Records excerpted from a collection
*-*-*

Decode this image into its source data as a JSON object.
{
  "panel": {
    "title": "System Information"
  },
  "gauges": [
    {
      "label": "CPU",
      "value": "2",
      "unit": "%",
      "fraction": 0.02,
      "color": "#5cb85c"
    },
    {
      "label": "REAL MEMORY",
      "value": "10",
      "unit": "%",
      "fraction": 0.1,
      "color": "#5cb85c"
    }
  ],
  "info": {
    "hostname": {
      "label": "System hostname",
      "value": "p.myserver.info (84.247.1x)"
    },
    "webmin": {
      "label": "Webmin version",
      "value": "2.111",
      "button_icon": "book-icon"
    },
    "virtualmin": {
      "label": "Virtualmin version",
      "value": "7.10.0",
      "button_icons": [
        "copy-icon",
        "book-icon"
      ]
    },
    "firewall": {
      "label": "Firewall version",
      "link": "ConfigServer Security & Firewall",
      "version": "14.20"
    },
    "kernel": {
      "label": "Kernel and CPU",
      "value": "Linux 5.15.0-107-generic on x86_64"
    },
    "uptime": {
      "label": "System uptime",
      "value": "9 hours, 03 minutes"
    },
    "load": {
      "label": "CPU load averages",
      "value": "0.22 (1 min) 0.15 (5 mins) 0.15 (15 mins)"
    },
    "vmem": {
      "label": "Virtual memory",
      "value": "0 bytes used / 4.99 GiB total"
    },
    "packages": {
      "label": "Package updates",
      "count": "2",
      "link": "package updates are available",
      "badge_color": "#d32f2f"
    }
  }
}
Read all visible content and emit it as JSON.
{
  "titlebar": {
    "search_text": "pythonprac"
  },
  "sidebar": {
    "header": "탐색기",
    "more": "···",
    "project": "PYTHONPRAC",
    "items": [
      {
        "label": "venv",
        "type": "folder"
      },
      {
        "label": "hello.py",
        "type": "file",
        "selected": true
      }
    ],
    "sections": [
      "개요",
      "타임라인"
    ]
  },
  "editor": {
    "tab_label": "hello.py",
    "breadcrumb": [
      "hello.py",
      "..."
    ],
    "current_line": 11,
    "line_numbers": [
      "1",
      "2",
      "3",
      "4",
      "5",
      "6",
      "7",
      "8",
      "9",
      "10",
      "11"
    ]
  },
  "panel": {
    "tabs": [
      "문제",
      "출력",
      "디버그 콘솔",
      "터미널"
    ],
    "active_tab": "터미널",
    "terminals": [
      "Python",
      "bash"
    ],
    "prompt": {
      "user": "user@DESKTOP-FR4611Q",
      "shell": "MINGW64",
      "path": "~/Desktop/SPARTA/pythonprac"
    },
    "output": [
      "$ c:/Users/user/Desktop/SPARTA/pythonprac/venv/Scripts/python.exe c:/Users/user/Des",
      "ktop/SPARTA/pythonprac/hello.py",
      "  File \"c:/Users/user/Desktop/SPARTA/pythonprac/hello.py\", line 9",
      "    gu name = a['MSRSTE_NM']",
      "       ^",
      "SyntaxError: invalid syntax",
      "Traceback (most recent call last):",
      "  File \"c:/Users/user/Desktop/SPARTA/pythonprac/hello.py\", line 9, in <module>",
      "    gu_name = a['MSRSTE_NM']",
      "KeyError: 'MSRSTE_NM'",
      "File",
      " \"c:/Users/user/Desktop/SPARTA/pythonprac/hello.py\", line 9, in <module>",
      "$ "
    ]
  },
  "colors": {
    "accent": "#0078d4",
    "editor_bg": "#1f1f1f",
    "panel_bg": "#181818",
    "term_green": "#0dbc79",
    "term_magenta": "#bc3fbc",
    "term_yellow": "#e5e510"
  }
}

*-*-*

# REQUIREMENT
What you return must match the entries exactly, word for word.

# ANSWER SPACE
Decode this image into its source data as a JSON object.
{
  "panel": {
    "title": "System Information"
  },
  "gauges": [
    {
      "label": "CPU",
      "value": "2",
      "unit": "%",
      "fraction": 0.02,
      "color": "#5cb85c"
    },
    {
      "label": "REAL MEMORY",
      "value": "10",
      "unit": "%",
      "fraction": 0.1,
      "color": "#5cb85c"
    }
  ],
  "info": {
    "hostname": {
      "label": "System hostname",
      "value": "p.myserver.info (84.247.1x)"
    },
    "webmin": {
      "label": "Webmin version",
      "value": "2.111",
      "button_icon": "book-icon"
    },
    "virtualmin": {
      "label": "Virtualmin version",
      "value": "7.10.0",
      "button_icons": [
        "copy-icon",
        "book-icon"
      ]
    },
    "firewall": {
      "label": "Firewall version",
      "link": "ConfigServer Security & Firewall",
      "version": "14.20"
    },
    "kernel": {
      "label": "Kernel and CPU",
      "value": "Linux 5.15.0-107-generic on x86_64"
    },
    "uptime": {
      "label": "System uptime",
      "value": "9 hours, 03 minutes"
    },
    "load": {
      "label": "CPU load averages",
      "value": "0.22 (1 min) 0.15 (5 mins) 0.15 (15 mins)"
    },
    "vmem": {
      "label": "Virtual memory",
      "value": "0 bytes used / 4.99 GiB total"
    },
    "packages": {
      "label": "Package updates",
      "count": "2",
      "link": "package updates are available",
      "badge_color": "#d32f2f"
    }
  }
}
Read all visible content and emit it as JSON.
{
  "titlebar": {
    "search_text": "pythonprac"
  },
  "sidebar": {
    "header": "탐색기",
    "more": "···",
    "project": "PYTHONPRAC",
    "items": [
      {
        "label": "venv",
        "type": "folder"
      },
      {
        "label": "hello.py",
        "type": "file",
        "selected": true
      }
    ],
    "sections": [
      "개요",
      "타임라인"
    ]
  },
  "editor": {
    "tab_label": "hello.py",
    "breadcrumb": [
      "hello.py",
      "..."
    ],
    "current_line": 11,
    "line_numbers": [
      "1",
      "2",
      "3",
      "4",
      "5",
      "6",
      "7",
      "8",
      "9",
      "10",
      "11"
    ]
  },
  "panel": {
    "tabs": [
      "문제",
      "출력",
      "디버그 콘솔",
      "터미널"
    ],
    "active_tab": "터미널",
    "terminals": [
      "Python",
      "bash"
    ],
    "prompt": {
      "user": "user@DESKTOP-FR4611Q",
      "shell": "MINGW64",
      "path": "~/Desktop/SPARTA/pythonprac"
    },
    "output": [
      "$ c:/Users/user/Desktop/SPARTA/pythonprac/venv/Scripts/python.exe c:/Users/user/Des",
      "ktop/SPARTA/pythonprac/hello.py",
      "  File \"c:/Users/user/Desktop/SPARTA/pythonprac/hello.py\", line 9",
      "    gu name = a['MSRSTE_NM']",
      "       ^",
      "SyntaxError: invalid syntax",
      "Traceback (most recent call last):",
      "  File \"c:/Users/user/Desktop/SPARTA/pythonprac/hello.py\", line 9, in <module>",
      "    gu_name = a['MSRSTE_NM']",
      "KeyError: 'MSRSTE_NM'",
      "File",
      " \"c:/Users/user/Desktop/SPARTA/pythonprac/hello.py\", line 9, in <module>",
      "$ "
    ]
  },
  "colors": {
    "accent": "#0078d4",
    "editor_bg": "#1f1f1f",
    "panel_bg": "#181818",
    "term_green": "#0dbc79",
    "term_magenta": "#bc3fbc",
    "term_yellow": "#e5e510"
  }
}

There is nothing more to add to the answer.